Page 230 - O could I flow like thee, and make thy stream My great example, as it is my theme! Though deep, yet clear, though gentle, yet not dull, Strong without rage, without o'er-flowing full.
Page 210 - Here strip, my children! here at once leap in, Here prove who best can dash through thick and thin, And who the most in love of dirt excel, Or dark dexterity of groping well.
Page 53 - Indebted to no prince or peer alive, Sure I should want the care of ten Monroes,* 70 If I would scribble rather than repose. Years following years, steal something every day; At last they steal us from ourselves away ; In one our frolics, one amusements end, In one a mistress drops, in one a friend...
Page 47 - But fill their purse, our poets' work is done, Alike to them by pathos or by pun. O, you ! whom vanity's light bark conveys On fame's mad voyage, by the wind of praise, With what a shifting gale your course you ply, For ever sunk too low, or borne too high ! Who pants for glory finds but short repose ; 300 A breath revives him, or a breath o'erthrows.

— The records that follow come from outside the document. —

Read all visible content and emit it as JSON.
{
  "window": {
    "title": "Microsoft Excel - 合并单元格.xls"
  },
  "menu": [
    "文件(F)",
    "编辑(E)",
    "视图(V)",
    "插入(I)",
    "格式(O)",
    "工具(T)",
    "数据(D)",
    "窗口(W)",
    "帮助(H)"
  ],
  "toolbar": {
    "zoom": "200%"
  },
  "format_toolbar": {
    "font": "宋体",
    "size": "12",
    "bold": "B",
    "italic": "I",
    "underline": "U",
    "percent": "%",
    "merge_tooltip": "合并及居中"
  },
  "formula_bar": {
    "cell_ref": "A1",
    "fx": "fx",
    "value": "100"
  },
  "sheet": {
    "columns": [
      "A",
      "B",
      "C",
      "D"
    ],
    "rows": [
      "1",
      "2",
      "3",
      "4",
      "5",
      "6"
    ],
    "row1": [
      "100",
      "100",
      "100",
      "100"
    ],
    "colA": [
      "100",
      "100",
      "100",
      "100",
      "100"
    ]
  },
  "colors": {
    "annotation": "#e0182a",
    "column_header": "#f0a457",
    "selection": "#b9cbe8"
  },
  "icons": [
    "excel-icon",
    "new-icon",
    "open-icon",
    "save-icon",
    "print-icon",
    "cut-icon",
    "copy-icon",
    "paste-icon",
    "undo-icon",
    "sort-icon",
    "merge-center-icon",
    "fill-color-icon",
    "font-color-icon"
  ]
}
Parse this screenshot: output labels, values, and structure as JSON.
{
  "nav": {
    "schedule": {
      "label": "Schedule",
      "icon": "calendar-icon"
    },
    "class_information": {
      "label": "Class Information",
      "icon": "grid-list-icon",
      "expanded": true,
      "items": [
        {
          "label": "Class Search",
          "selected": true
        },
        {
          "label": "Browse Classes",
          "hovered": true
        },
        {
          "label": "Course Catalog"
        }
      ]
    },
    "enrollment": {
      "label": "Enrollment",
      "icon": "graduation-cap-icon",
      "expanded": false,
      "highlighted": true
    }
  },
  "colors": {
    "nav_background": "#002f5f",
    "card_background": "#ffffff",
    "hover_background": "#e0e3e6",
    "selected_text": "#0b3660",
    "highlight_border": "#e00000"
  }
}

Page 264 - Fancy's gilded clouds decay, And all its varying Rain-bows die away. Wit shoots in vain its momentary fires, The meteor drops, and in a flash expires. As one by one, at dread Medea's strain, The sick'ning stars fade off th' ethereal plain ; As Argus
Page 197 - O'er bog or steep, through strait, rough, dense, or rare, With head, hands, wings, or feet, pursues his way, And swims, or sinks, or wades, or creeps, or flies.
Page 250 - For thee explain a thing till all men doubt it, And write about it, Goddess, and about it: So spins the silk-worm small its slender store, And labours till it clouds itself all o'er.
Page 150 - He was not without hopes, that, by manifesting the dulness of those who had only malice to recommend them, either the booksellers would not find their account in employing them, or the men themselves, when discovered, want courage to proceed in so unlawful an occupation. This it was that gave birth to the
Page 30 - NOT to admire, is all the art I know, To make men happy, and to keep them so.' Plain truth, dear Murray, needs no flowers of speech, So take it in the very words of Creech.
Page 40 - Who now reads Cowley ? if he pleases yet, His moral pleases, not his pointed wit; Forgot his Epic, nay Pindaric art, But still I love the language of his heart.